As we begin the Jewish month of Elul, a month that is a wake-up call for our assessing our past year (5782 on the Jewish calendar) and thinking about how we want to move forward into 5783, we are sharing some articles and resources below that will provide a context for the upcoming High Holidays. This year, Rosh HaShanah, the Jewish New Year (or at least one of them as there are several, including the "new year" for trees), begins at sunset on Sunday, September 25. Yom Kippur starts at sunset on Tuesday, October 4, and Sukkot takes place from Sunday, October 9 through Tuesday, October 16.
Wishing everyone a healthy, happy and sweet New Year,
Board of the Contra Costa JCC
Rosh HaShanah Dates
• 2022: Starts at sunset on September 25 through September 27
• 2023: Starts at sunset on September 15 through September 17
Today, we think of Rosh HaShanah as the start of the Jewish calendar’s “new year.” However, there are actually four distinct “new years” mentioned in Judaism text:
• The first day of the Hebrew month of Nissan (which generally coincides with late April/early May, was used to calcuate the length of a king’s reign. It was called “the New Year of Kings.”
• The first day of the Hebrew month of Elul (which generally concides with August/early September was the time when 10% of cattle in the Land of Israel were marked and then sacrificied at the Temple in Jerusalem.
• The first day of the Hebrew month of Tishrei (which generally coincides with September) is “the New Year of the Years,” and also considered the agricultural new year as well as the “birthday of the world.” Around the second century C.E., this day became known as Rosh HaShanah.
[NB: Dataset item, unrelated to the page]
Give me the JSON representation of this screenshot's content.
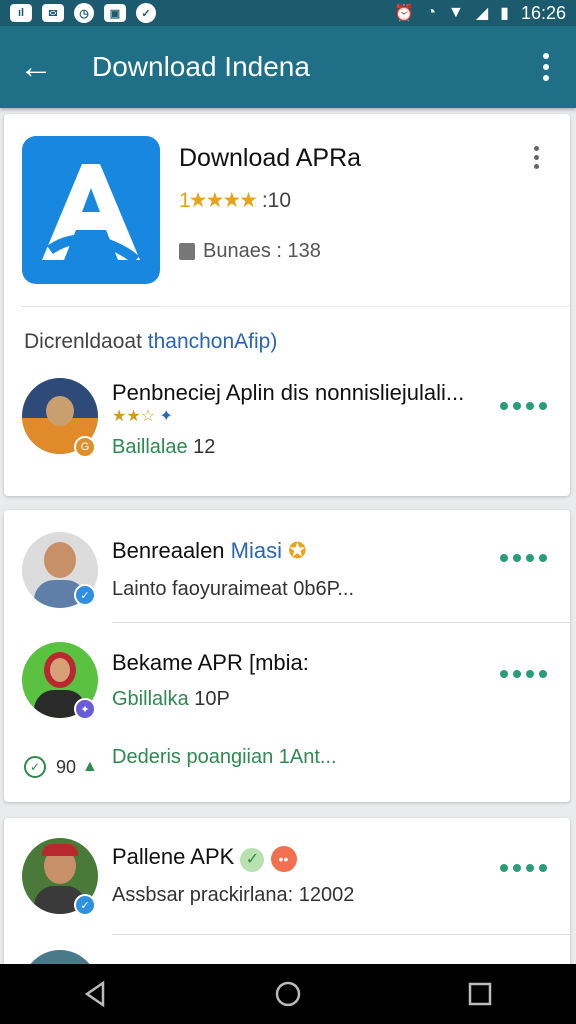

• The 15th day of the Hebrew month of Sh’vat (which generally coincides with late January/early February) is called the New Year of the Trees. This is a holiday known as Tu B’shevat, and students often engage in environmental-related activities, such as planting trees, seedlings, etc.
As the website MyJewishLearning.com explains,
Although…Rosh Hashanah (the Jewish New Year) and Yom Kippur (the Day of Atonement) occupy [only a few], they lie within a web of liturgy and customs that extend from the beginning of the preceding Hebrew month of Elul through Yom Kippur…Recognizing the psychological difficulty of self-examination and personal change, the rabbis instituted a 40-day period whose intensity spirals toward its culmination on Yom Kippur, a day devoted entirely to fasting and repentance.
This is also the time of year when community members come together for religious services as well as engage in personal reflection—a time when we look back at our actions during the past year. Taking responsibility for our own acts is a precursor to improving our own lives.
Considered the holiest day of the Jewish year, Yom Kippur, the Day of Atonement, starts 10 days after the beginning of Rosh HaShanah, on the 10th day of Tishrei. This period between the holy days is a time of repentance and self-reflection. Jews fast on Yom Kippur from sunset to sunset and refrain from work.
Yom Kippur Dates:
2022: Starts at sunset October 4 through October 5
2023: Starts at sunset September 24 through September 25
According to ReformJudaism.org
Yom Kippur is the moment in Jewish time when we dedicate our mind, body, and soul to reconciliation with our fellow human beings, ourselves, and God. As the New Year begins, we commit to self-reflection and inner change. As both seekers and givers of pardon, we turn first to those whom we have wronged, acknowledging our sins and the pain we have caused them. We are also commanded to forgive, to be willing to let go of any resentment we feel towards those who have committed offenses against us. Only then can we turn to God and ask for forgiveness. As we read in the Yom Kippur liturgy, “And for all these, God of forgiveness, forgive us, pardon us, and grant us atonement.”